Monday, 19 December 2011

Mind your language – Oz Style!

Anyone who followed the recent debate about the actor Ricky Gervais’s use in tweets of the word ‘mong’ will be in no doubt that the terminology we use is under scrutiny everywhere, and people can be touched personally by terms even though they may have been given a new meaning by a new generation. It’s the same with diabetes – do you shudder at the word ‘diabetic’, shout aloud at the television when presenters talk about ‘non compliant patients’ or simply shrug your shoulders and say “they’re just words, get over it”?

Whatever your view, there are some strong feelings about language and diabetes. One in particular is that the language we use reflects the views we hold and these can slip over into how we treat people – for example in hospital, someone being referred to as ‘the diabetic in bed 5’, or in a clinic as ‘the patient’, suggests they are talking about objects rather than actual individuals. We once heard someone describe this experience in a clinic as “they might as well ask for the ‘next pancreas’ please”! 

Now Diabetes Australia have published ‘A new language for diabetes’, a position statement that aims to improve communications with and about people with diabetes. Its 10 summary recommendations include:

  • Avoid jargon
  • Avoid judgemental terms
  • Be holistic – don’t just consider the medical aspects
  • Focus on what’s achievable
  • Use language that is positive and supportive, and forward rather than backward-looking

Pretty straightforward stuff you might think, but for anyone remaining in any doubt, the report also includes some helpful examples to show exactly what words and expressions could be used as alternatives to those which don't. For example:

instead of:                                    use this:

diabetic/sufferer/patient         person living with diabetes
diabetes control                           diabetes management
failed to / failure                           has not, did not
blood testing                            self monitoring or checking

There’s nothing not to like about this document – with the possible exception of the sadness that it needs to exist at all. It seems such a shame that people need to be reminded of the very personal nature of diabetes and the efforts that people make day in day out to keep on top of a condition that most definitely does not keep to the ‘rules’ - as a lady with type 2 diabetes once put it to a health professional “I’m afraid my body hasn’t read your text book!”

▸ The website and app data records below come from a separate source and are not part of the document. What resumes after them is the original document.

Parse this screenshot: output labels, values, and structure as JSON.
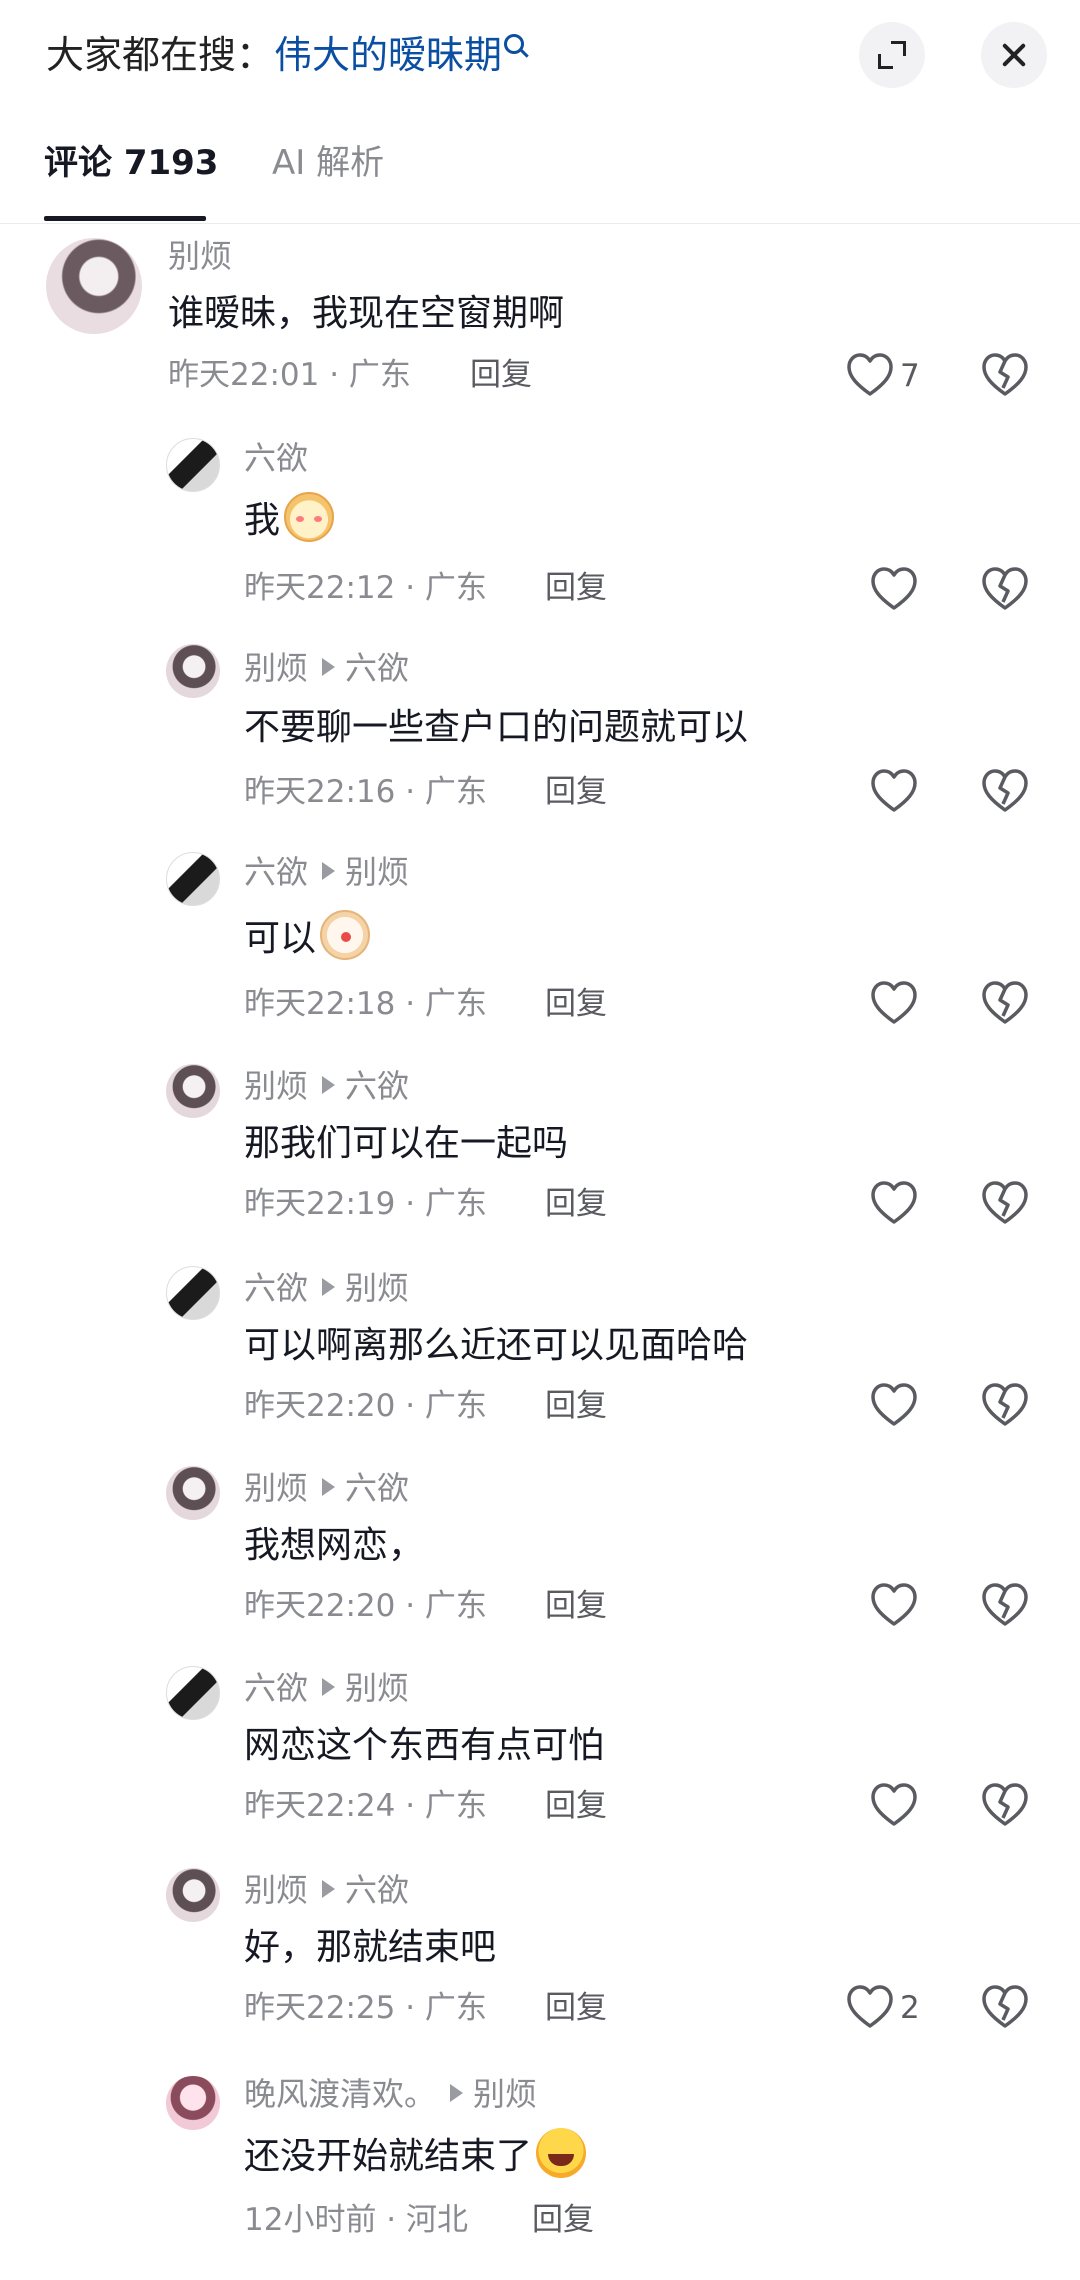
{
  "header": {
    "search_prefix": "大家都在搜：",
    "search_keyword": "伟大的暧昧期"
  },
  "tabs": [
    {
      "label": "评论 7193"
    },
    {
      "label": "AI 解析"
    }
  ],
  "comments": [
    {
      "author": "别烦",
      "reply_to": "",
      "text": "谁暧昧，我现在空窗期啊",
      "emoji": "",
      "time": "昨天22:01 · 广东",
      "reply": "回复",
      "likes": "7"
    },
    {
      "author": "六欲",
      "reply_to": "",
      "text": "我",
      "emoji": "shy-emoji",
      "time": "昨天22:12 · 广东",
      "reply": "回复",
      "likes": ""
    },
    {
      "author": "别烦",
      "reply_to": "六欲",
      "text": "不要聊一些查户口的问题就可以",
      "emoji": "",
      "time": "昨天22:16 · 广东",
      "reply": "回复",
      "likes": ""
    },
    {
      "author": "六欲",
      "reply_to": "别烦",
      "text": "可以",
      "emoji": "clown-emoji",
      "time": "昨天22:18 · 广东",
      "reply": "回复",
      "likes": ""
    },
    {
      "author": "别烦",
      "reply_to": "六欲",
      "text": "那我们可以在一起吗",
      "emoji": "",
      "time": "昨天22:19 · 广东",
      "reply": "回复",
      "likes": ""
    },
    {
      "author": "六欲",
      "reply_to": "别烦",
      "text": "可以啊离那么近还可以见面哈哈",
      "emoji": "",
      "time": "昨天22:20 · 广东",
      "reply": "回复",
      "likes": ""
    },
    {
      "author": "别烦",
      "reply_to": "六欲",
      "text": "我想网恋，",
      "emoji": "",
      "time": "昨天22:20 · 广东",
      "reply": "回复",
      "likes": ""
    },
    {
      "author": "六欲",
      "reply_to": "别烦",
      "text": "网恋这个东西有点可怕",
      "emoji": "",
      "time": "昨天22:24 · 广东",
      "reply": "回复",
      "likes": ""
    },
    {
      "author": "别烦",
      "reply_to": "六欲",
      "text": "好，那就结束吧",
      "emoji": "",
      "time": "昨天22:25 · 广东",
      "reply": "回复",
      "likes": "2"
    },
    {
      "author": "晚风渡清欢。",
      "reply_to": "别烦",
      "text": "还没开始就结束了",
      "emoji": "laughing-crying-emoji",
      "time": "12小时前 · 河北",
      "reply": "回复",
      "likes": ""
    }
  ],
  "colors": {
    "keyword": "#0b4fa3",
    "meta_gray": "#8a8b91",
    "text": "#161823"
  }
}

We welcome this statement with open arms, particularly as it is so consistent with our own philosophy of personal, individual care and attention, which we apply to all our own writing and publications.

Our Australian colleagues have given an example to all other countries and we hope many others will adopt this idea. Diabetes Australia - in the plainest possible language - thank you!

The full statement is available to download FREE from the ‘SD Focus’ section of our website home page. For your copy, simply go to and log in or register and log in.

Diabetes Australia. A new language for diabetes: improving communications with and about people with diabetes.

How much does the language people use in relation to diabetes matter to you? We'd love to know, so feel free to share your thoughts in the discussion below…


  1. Very interesting. My daughter is diabetic. I am asthmatic. I would have no problem with someone saying about me 'the asthmatic in the bed over there' if they didn't know my name. It is a description only, it does not make it that that is who I am, it is a quick way of describing me. To me it is like a teacher talking to another teacher and trying to describe a certain child in their class if the name is not known. You would surely say the most obvious thing. If the child had blond hair you would say the blond one, or indeed the dark hair, however you cannot say the ginger one, as that could be seen as derogatory when infact it is just a description and not derogatory. If there is one child with diabetes in the class and one with asthma or even epilepsy that is the obvious description, the diabetic child, or the asthmatic child, to me it is the same as blond child, or the bigger child or the smallest boy.

    I asked my daughter recently what she thought and she too (aged 11 1/2 years old) had no problem with the word 'diabetic' and she too said it is just a description.

    I do have friends though who do mind so it really is each to their own but I have no problem at all as I don't get offended.

    Happy Christmas everyone and a happy and healthy New Year.

  2. Thanks Adrienne, it's really good to hear your thoughts. We're intrigued about your comment that describing a child's hair colour as 'blond' or 'dark' hair is ok, but not 'ginger'?

    Happy Christmas to you and yours, too!